Exercise: From the listing below, copy each line that contains the word "Legacy".
━━ Given records
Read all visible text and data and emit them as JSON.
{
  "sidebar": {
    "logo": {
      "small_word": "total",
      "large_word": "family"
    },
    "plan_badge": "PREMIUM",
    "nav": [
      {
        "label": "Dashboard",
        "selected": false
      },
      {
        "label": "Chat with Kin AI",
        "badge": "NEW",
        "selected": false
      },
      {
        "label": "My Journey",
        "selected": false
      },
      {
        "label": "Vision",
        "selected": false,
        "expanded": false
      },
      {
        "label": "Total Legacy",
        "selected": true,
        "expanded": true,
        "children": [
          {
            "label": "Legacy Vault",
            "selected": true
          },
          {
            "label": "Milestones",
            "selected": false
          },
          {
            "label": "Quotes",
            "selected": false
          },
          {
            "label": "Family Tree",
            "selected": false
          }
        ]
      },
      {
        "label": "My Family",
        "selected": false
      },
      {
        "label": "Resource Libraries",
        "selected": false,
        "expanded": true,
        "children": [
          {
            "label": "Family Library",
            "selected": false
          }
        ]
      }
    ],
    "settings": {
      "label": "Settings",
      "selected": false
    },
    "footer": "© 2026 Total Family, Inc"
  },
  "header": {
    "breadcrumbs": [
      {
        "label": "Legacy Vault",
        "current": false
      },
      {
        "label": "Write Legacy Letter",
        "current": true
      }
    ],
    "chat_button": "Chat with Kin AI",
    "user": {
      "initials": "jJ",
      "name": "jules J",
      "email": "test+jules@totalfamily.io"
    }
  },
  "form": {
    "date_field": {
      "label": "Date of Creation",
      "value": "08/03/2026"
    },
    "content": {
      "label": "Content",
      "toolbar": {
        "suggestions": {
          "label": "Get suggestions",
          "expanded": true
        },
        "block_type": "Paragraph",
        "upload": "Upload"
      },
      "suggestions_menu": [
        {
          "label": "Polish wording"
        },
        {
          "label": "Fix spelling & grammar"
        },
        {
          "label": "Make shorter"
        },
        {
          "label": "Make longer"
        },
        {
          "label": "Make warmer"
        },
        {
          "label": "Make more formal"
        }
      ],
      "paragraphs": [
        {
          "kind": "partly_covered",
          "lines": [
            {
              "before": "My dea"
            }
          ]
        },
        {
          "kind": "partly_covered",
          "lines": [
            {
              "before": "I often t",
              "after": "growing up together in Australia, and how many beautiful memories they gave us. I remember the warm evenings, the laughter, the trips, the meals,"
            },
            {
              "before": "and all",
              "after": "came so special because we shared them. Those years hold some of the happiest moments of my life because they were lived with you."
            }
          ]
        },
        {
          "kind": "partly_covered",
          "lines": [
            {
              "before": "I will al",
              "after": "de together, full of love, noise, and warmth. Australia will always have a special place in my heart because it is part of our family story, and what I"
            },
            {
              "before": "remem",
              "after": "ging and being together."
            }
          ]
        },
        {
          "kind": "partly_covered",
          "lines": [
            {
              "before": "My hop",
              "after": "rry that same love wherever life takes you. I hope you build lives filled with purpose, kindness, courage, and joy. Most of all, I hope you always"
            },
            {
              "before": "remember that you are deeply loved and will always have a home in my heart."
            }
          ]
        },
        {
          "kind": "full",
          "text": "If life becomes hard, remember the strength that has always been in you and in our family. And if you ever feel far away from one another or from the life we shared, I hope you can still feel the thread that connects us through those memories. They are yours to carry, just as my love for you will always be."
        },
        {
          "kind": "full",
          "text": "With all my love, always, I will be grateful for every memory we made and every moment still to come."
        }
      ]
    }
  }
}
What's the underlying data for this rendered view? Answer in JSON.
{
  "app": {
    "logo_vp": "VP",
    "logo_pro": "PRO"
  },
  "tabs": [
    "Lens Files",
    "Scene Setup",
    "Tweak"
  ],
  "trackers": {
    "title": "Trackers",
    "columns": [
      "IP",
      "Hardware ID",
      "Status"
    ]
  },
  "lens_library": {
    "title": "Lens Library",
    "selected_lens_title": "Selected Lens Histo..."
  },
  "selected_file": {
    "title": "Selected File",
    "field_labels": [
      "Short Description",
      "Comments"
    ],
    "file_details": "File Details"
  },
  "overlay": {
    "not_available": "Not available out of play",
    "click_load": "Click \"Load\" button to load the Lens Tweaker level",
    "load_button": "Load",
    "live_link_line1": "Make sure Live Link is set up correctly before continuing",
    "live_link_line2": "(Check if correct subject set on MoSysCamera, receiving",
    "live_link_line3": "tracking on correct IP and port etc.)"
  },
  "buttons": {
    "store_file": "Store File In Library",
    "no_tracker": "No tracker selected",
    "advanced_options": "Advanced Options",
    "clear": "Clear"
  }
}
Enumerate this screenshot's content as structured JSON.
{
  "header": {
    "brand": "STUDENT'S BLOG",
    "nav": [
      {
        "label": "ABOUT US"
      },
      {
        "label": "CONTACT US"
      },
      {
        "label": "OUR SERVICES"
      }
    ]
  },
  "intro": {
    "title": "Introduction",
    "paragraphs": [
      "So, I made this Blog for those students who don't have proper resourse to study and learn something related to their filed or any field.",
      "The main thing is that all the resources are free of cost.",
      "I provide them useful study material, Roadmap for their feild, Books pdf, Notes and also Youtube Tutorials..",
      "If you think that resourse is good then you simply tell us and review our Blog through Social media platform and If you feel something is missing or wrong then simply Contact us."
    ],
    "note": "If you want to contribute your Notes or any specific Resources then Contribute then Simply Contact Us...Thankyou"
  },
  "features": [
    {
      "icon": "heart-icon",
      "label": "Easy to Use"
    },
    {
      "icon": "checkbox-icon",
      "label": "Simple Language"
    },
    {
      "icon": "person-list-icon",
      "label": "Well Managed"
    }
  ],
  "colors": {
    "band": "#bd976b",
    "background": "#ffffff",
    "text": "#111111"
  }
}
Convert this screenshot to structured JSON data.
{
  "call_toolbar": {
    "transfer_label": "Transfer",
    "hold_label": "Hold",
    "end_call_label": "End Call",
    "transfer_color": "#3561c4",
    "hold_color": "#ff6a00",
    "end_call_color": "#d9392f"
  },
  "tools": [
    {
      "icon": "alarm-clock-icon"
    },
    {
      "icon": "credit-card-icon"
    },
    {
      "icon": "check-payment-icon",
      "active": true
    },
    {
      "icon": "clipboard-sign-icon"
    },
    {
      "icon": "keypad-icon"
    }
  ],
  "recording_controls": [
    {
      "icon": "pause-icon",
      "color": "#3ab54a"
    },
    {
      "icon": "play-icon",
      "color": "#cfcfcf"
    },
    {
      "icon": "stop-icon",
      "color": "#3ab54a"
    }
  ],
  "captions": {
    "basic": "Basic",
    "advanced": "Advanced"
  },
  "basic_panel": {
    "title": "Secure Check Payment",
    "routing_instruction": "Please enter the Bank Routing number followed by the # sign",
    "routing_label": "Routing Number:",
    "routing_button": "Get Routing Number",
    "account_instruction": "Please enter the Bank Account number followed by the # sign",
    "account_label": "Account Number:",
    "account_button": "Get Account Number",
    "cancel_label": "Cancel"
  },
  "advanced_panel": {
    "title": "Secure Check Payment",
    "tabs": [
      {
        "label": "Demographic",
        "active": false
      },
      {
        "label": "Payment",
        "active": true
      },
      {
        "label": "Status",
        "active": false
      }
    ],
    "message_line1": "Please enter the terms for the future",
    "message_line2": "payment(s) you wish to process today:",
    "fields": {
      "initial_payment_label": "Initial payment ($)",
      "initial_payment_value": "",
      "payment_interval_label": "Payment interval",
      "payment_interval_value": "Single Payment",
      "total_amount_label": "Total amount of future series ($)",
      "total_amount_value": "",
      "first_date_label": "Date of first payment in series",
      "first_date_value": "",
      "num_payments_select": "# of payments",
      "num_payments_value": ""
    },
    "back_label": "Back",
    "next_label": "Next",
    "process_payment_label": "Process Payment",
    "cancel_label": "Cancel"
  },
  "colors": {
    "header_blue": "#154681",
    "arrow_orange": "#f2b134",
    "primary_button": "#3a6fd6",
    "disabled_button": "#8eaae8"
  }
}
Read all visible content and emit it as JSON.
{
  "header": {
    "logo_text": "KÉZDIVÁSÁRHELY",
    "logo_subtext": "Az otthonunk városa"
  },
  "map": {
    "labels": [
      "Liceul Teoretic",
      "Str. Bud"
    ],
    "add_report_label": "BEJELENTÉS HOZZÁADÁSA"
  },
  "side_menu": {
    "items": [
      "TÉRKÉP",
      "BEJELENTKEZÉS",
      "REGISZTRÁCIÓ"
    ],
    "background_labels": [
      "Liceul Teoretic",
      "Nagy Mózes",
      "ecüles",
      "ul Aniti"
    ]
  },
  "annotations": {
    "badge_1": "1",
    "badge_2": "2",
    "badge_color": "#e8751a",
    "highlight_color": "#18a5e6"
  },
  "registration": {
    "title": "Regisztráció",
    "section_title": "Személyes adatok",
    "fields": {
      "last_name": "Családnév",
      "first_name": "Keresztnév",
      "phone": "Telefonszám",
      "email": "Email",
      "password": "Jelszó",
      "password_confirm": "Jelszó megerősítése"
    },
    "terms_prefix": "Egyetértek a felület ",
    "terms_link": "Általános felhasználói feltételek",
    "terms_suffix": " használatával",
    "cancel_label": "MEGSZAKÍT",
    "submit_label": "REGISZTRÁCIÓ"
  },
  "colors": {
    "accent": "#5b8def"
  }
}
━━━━
Result of this task:
        "label": "Total Legacy",
            "label": "Legacy Vault",
        "label": "Legacy Vault",
        "label": "Write Legacy Letter",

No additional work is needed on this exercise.